CNN has identified the creator of that wrestling meme. You know the one – the edited video clip of Donald Trump’s performance at a WWE event in 2007, with a CNN logo superimposed over the head of his opponent to create the effect of Trump beating up a network he calls “fake news.”
CNN said it decided to withhold the meme maker’s name, however, “because he is a private citizen who has issued an extensive statement of apology, showed his remorse by saying he has taken down all his offending posts, and because he said he is not going to repeat this ugly behavior on social media again.”
Tweet: Some journalists have argued that CNN let the man off easy and should have published his name, a view articulated with a touch of humor by the New York Times’s Andrew Das.
CNN’s kids must get away with murder.
– Andrew Das (@AndrewDasNYT) July 5, 2017
Others have fixated on the line in CNN’s report that followed its description of the man’s promise to mend his social media ways: “CNN reserves the right to publish his identity should any of that change.”
Tweet: The sentence spawned the trending Twitter hashtag #CNNBlackmail and should never have been in the story, according to the Wall Street Journal’s James Taranto.
A savvy editor would have cut the “CNN reserves the right…” line.
– James Taranto (@jamestaranto) July 5, 2017
Thus, CNN managed to simultaneously draw accusations of going soft and issuing a threat. Basically, everyone is unhappy with the network for one reason or the other.
Online, the crowd charging CNN with blackmail is the louder of the two factions (hence the hashtag) and is pushing legitimate criticism into the genre of outrage fiction. One popular claim, advanced by Donald Trump Jr., is that the meme maker tracked down by CNN is a 15-year-old kid. That is false, according to Andrew Kaczynski, the CNN reporter who identified the man, a Reddit user.
Another popular claim is that CNN threatened to “doxx” the man. That, too, is false. Doxxing involves publication of information such as a mailing address, phone number or email address that is designed to facilitate acts of intimidation. Simply publishing a person’s name in a news report, if CNN were to do so, would not qualify as doxxing.
CNN on Wednesday issued a statement in response to criticism of its report: “CNN decided not to publish the name of the Reddit user out of concern for his safety. Any assertion that the network blackmailed or coerced him is false. The user, who is an adult male, not a 15-year-old boy, apologized and deleted his account before ever speaking with our reporter. CNN never made any deal, of any kind, with the user. In fact, CNN included its decision to withhold the user’s identity in an effort to be completely transparent that there was no deal.”
Earlier, Kaczynski responded on Twitter, writing that “to say we threatened anyone is a total lie” and that the line about reserving the right to publish the meme maker’s name “is being misinterpreted.”
“It was intended only to mean we made no agreement w/the man about his identity,” Kaczynski tweeted.
Whatever the intent, the ominous wording did carry an implied threat: Keep your word to clean up your act, or we will out you.
Tracking down the user was certainly a worthwhile endeavor.

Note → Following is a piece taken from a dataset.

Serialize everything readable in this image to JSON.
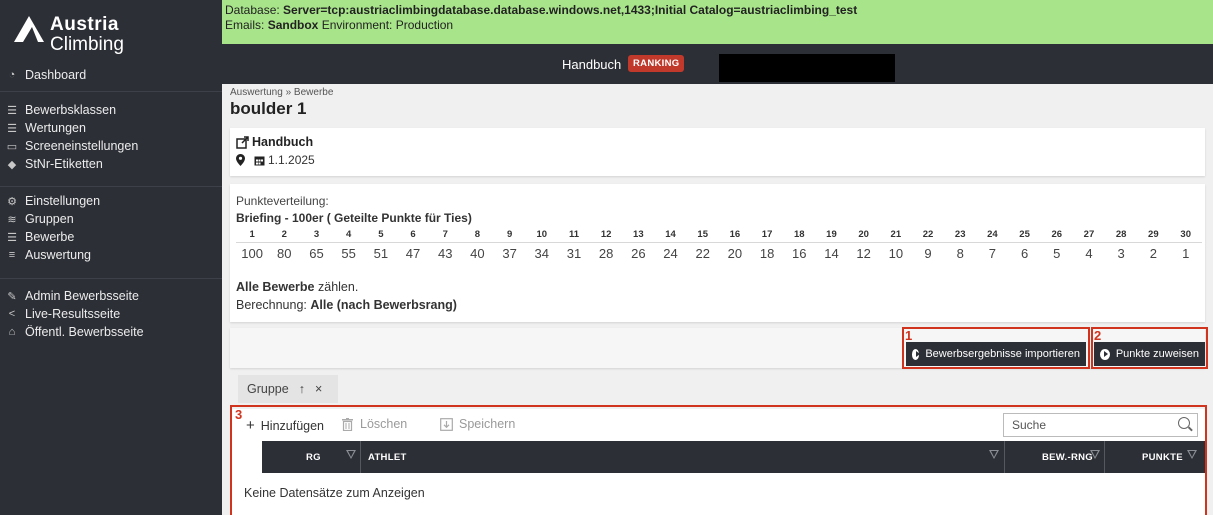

As The Washington Post’s Avi Selk reported Sunday, the user has displayed a history of online bigotry that should have raised a red flag at the White House before the president tweeted the wrestling clip.
Suppose the user had turned out to hold a leadership position in a known hate group or had been a political operative hiding behind a screen name. His identity surely would have been newsworthy under one of those scenarios.
Instead, it appears, the user is just some random dude. CNN elected to spare him public ridicule – but not the lingering possibility that his name could be published in the future.
By straddling the fence, granting clemency with conditions, the network invited criticism from both sides.
(c) 2017, The Washington Post · Callum Borchers